Despite popular belief, meditation is not something only practiced by monks. It’s actually becoming a more and more integral part of everyday life – and is something you definitely need to incorporate into your life, too.
Why? Well we bet you didn’t know that meditation is actually an instant all-round health improver. It’s an exercise for your mind and body that delivers instant benefits – and by the truckload. Want to know why you should be putting 15-20 minutes aside on a daily basis to focus on yourself and clear your mind?
Check out just some of the instant physical and physiological benefits of meditation…
– Decreases your respiratory rate, so that you feel instantly calm and more relaxed.

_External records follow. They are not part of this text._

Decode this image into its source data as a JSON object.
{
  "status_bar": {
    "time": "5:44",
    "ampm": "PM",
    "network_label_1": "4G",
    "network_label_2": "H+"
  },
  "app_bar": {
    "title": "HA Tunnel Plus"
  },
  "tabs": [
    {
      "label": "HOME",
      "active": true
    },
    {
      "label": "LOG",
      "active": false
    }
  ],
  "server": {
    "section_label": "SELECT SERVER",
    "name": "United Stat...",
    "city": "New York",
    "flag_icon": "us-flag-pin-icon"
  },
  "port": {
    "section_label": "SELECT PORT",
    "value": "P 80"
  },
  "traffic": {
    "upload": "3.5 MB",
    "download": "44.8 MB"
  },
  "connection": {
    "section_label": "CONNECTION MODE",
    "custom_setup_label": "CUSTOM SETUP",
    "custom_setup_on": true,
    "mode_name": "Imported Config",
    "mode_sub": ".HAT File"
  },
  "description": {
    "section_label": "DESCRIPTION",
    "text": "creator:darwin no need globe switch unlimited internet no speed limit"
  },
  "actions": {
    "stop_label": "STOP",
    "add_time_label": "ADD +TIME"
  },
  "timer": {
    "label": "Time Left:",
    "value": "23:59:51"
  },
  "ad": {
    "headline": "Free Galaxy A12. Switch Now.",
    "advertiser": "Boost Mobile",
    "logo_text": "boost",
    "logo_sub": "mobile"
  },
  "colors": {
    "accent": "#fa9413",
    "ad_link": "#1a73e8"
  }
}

– Decreases muscle tension, so that you’re less likely to experience cramping and muscle soreness.
– Improves flow of air to the lungs, so that your breathing becomes clearer.
– Helps with focus and concentration, so that your mind is mentally prepared.

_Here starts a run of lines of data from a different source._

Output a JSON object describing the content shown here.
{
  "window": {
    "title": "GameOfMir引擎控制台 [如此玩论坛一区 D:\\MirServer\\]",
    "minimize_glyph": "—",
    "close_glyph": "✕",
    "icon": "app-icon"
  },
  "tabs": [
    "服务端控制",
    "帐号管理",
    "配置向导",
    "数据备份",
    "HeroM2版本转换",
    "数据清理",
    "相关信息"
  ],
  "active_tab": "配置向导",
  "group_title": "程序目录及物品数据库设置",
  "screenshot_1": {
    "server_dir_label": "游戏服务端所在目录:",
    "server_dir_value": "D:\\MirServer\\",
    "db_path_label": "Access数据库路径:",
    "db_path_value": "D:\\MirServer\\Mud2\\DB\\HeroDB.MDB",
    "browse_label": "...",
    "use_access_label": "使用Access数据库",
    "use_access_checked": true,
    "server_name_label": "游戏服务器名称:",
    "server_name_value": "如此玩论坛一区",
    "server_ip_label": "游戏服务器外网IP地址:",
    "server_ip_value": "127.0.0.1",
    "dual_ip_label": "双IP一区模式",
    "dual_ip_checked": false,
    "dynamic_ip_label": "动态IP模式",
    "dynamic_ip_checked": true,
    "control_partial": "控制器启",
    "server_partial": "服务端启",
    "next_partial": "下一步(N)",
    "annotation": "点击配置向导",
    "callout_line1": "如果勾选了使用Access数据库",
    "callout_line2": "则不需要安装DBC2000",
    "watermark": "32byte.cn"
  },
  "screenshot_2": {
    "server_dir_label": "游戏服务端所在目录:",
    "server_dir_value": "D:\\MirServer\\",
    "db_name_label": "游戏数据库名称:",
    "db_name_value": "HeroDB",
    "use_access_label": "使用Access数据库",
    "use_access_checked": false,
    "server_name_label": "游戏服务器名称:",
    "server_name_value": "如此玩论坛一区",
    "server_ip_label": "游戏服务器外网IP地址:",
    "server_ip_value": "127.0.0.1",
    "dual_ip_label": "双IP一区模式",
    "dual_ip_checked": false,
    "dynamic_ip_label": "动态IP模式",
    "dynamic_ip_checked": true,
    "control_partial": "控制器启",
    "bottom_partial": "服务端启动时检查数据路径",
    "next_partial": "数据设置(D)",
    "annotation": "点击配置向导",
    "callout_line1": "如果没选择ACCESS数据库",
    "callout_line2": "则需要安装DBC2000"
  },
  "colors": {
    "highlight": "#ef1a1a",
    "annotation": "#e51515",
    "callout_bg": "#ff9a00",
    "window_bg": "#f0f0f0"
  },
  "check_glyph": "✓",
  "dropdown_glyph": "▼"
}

– Relaxes your nervous system, so you don’t feel as anxious and jittery.
– Enhances energy, strength and vigour, so you feel more ready to face the day.

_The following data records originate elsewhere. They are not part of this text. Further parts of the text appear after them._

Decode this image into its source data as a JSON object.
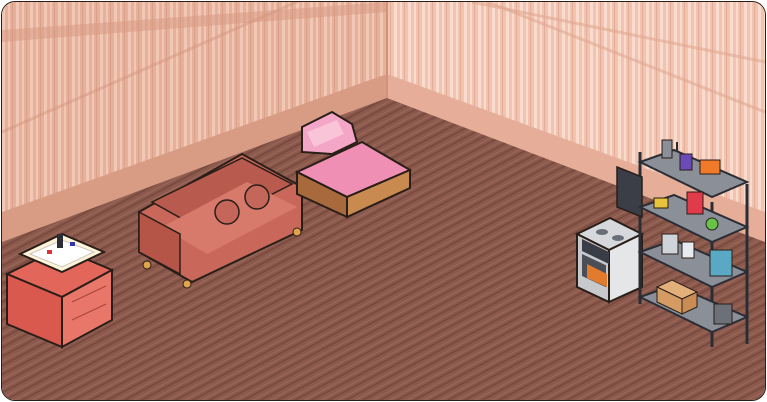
{
  "scene": {
    "kind": "isometric pixel-art room",
    "colors": {
      "wall_left": "#e6b09a",
      "wall_left_stripe": "#f1c8b5",
      "wall_right": "#f0c4b0",
      "wall_right_stripe": "#f9dccd",
      "baseboard": "#d89b84",
      "floor": "#8c5a4d",
      "floor_line": "#7a4b40",
      "outline": "#2a1e18"
    },
    "objects": [
      {
        "id": "sink-cabinet",
        "icon": "sink-cabinet-icon"
      },
      {
        "id": "sofa",
        "icon": "sofa-icon"
      },
      {
        "id": "lounge-chair",
        "icon": "chaise-lounge-icon"
      },
      {
        "id": "stove",
        "icon": "stove-icon"
      },
      {
        "id": "metal-shelf",
        "icon": "shelf-icon"
      }
    ]
  }
}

– Increases creativity, so that you’re able to look at things from a new perspective.
– Improves sleep, as your mind and body are more relaxed.
– Increases blood flow and slows your heart rate, so that you don’t feel as stimulated when you’re supposed to be relaxed.
– Leads to a deeper level of physical relaxation, so that stress and worry become a thing of the past.
So How Do Meditate, Anyway?
Now that you know the benefits, it’s pretty important that you actually know how to meditate, right?
If you want to prop yourself up against a wall, place a soft pillow in between yourself and the wall and simply cross your legs. You don’t need to adopt any bendy ‘lotus’ positions that don’t feel comfortable.
Keep searching for parts of your body that aren’t relaxed and consciously relax them. If you’re struggling, adjust your posture so that you’re better aligned. Ensure that the muscles in your face are properly relaxed, too.
Focus on the flow of your breath.
Take this time to focus on your inhalation and exhalation. It’s important to focus, without judgement. That means no thoughts like ‘it sounds a little raspy. The goal is to try to silence the ‘chattering’ in your mind by refocusing whenever your mind starts to wander, until it slowly fades away.
Find an anchor.
An anchor, commonly identified as a mantra, can be repeated in your mind and helps to bring your mind back whenever it begins to wander towards the chatter. A mantra could be a sacred word, such as ‘om’, that is uttered at a steady rhythm. You can choose to recite it verbally or just in your mind. For beginners, it can be easier to count your breaths, from one through to ten, before starting again at one. To keep intruding images away from your mind, visualise a place that calms you, either real or imaginary.
Silence your mind.
Once you’ve trained your mind to focus on just one thing, the next step is to focus on nothing at all. ‘Clearing’ the mind requires tremendous discipline but is the pinnacle of meditation. If thoughts do keep coming into your head, let them come and go without labeling it as ‘good’ or ‘bad’. Take this approach to any thoughts that return to your mind until silence is obtained.